> **TASK ITEM**
Return every line below exactly.

►

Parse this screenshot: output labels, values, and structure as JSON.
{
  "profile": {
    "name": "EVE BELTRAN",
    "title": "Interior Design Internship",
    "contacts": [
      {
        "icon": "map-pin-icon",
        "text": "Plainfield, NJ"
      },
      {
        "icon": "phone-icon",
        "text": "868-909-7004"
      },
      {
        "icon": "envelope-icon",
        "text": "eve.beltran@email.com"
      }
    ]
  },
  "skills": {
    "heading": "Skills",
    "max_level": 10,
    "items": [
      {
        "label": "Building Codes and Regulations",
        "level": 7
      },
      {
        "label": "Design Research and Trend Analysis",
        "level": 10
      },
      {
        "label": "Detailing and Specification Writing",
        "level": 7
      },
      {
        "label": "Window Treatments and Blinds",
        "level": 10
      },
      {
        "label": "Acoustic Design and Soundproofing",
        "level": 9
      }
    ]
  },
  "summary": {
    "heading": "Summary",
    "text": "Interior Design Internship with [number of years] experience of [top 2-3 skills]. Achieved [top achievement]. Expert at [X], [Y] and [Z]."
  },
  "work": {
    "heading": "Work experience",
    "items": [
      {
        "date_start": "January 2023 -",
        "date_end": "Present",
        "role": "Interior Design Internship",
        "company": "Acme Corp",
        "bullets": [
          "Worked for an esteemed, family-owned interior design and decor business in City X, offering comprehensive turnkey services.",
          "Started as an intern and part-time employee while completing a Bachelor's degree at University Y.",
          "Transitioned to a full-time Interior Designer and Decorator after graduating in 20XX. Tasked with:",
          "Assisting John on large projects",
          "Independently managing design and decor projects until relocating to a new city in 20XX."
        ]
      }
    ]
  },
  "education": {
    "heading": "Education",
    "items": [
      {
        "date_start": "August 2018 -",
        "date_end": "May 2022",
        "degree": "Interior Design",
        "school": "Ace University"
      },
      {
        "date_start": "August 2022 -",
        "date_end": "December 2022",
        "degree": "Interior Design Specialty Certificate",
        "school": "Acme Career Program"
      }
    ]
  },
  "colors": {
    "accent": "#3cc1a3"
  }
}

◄

> **YOUR RESPONSE**
Parse this screenshot: output labels, values, and structure as JSON.
{
  "profile": {
    "name": "EVE BELTRAN",
    "title": "Interior Design Internship",
    "contacts": [
      {
        "icon": "map-pin-icon",
        "text": "Plainfield, NJ"
      },
      {
        "icon": "phone-icon",
        "text": "868-909-7004"
      },
      {
        "icon": "envelope-icon",
        "text": "eve.beltran@email.com"
      }
    ]
  },
  "skills": {
    "heading": "Skills",
    "max_level": 10,
    "items": [
      {
        "label": "Building Codes and Regulations",
        "level": 7
      },
      {
        "label": "Design Research and Trend Analysis",
        "level": 10
      },
      {
        "label": "Detailing and Specification Writing",
        "level": 7
      },
      {
        "label": "Window Treatments and Blinds",
        "level": 10
      },
      {
        "label": "Acoustic Design and Soundproofing",
        "level": 9
      }
    ]
  },
  "summary": {
    "heading": "Summary",
    "text": "Interior Design Internship with [number of years] experience of [top 2-3 skills]. Achieved [top achievement]. Expert at [X], [Y] and [Z]."
  },
  "work": {
    "heading": "Work experience",
    "items": [
      {
        "date_start": "January 2023 -",
        "date_end": "Present",
        "role": "Interior Design Internship",
        "company": "Acme Corp",
        "bullets": [
          "Worked for an esteemed, family-owned interior design and decor business in City X, offering comprehensive turnkey services.",
          "Started as an intern and part-time employee while completing a Bachelor's degree at University Y.",
          "Transitioned to a full-time Interior Designer and Decorator after graduating in 20XX. Tasked with:",
          "Assisting John on large projects",
          "Independently managing design and decor projects until relocating to a new city in 20XX."
        ]
      }
    ]
  },
  "education": {
    "heading": "Education",
    "items": [
      {
        "date_start": "August 2018 -",
        "date_end": "May 2022",
        "degree": "Interior Design",
        "school": "Ace University"
      },
      {
        "date_start": "August 2022 -",
        "date_end": "December 2022",
        "degree": "Interior Design Specialty Certificate",
        "school": "Acme Career Program"
      }
    ]
  },
  "colors": {
    "accent": "#3cc1a3"
  }
}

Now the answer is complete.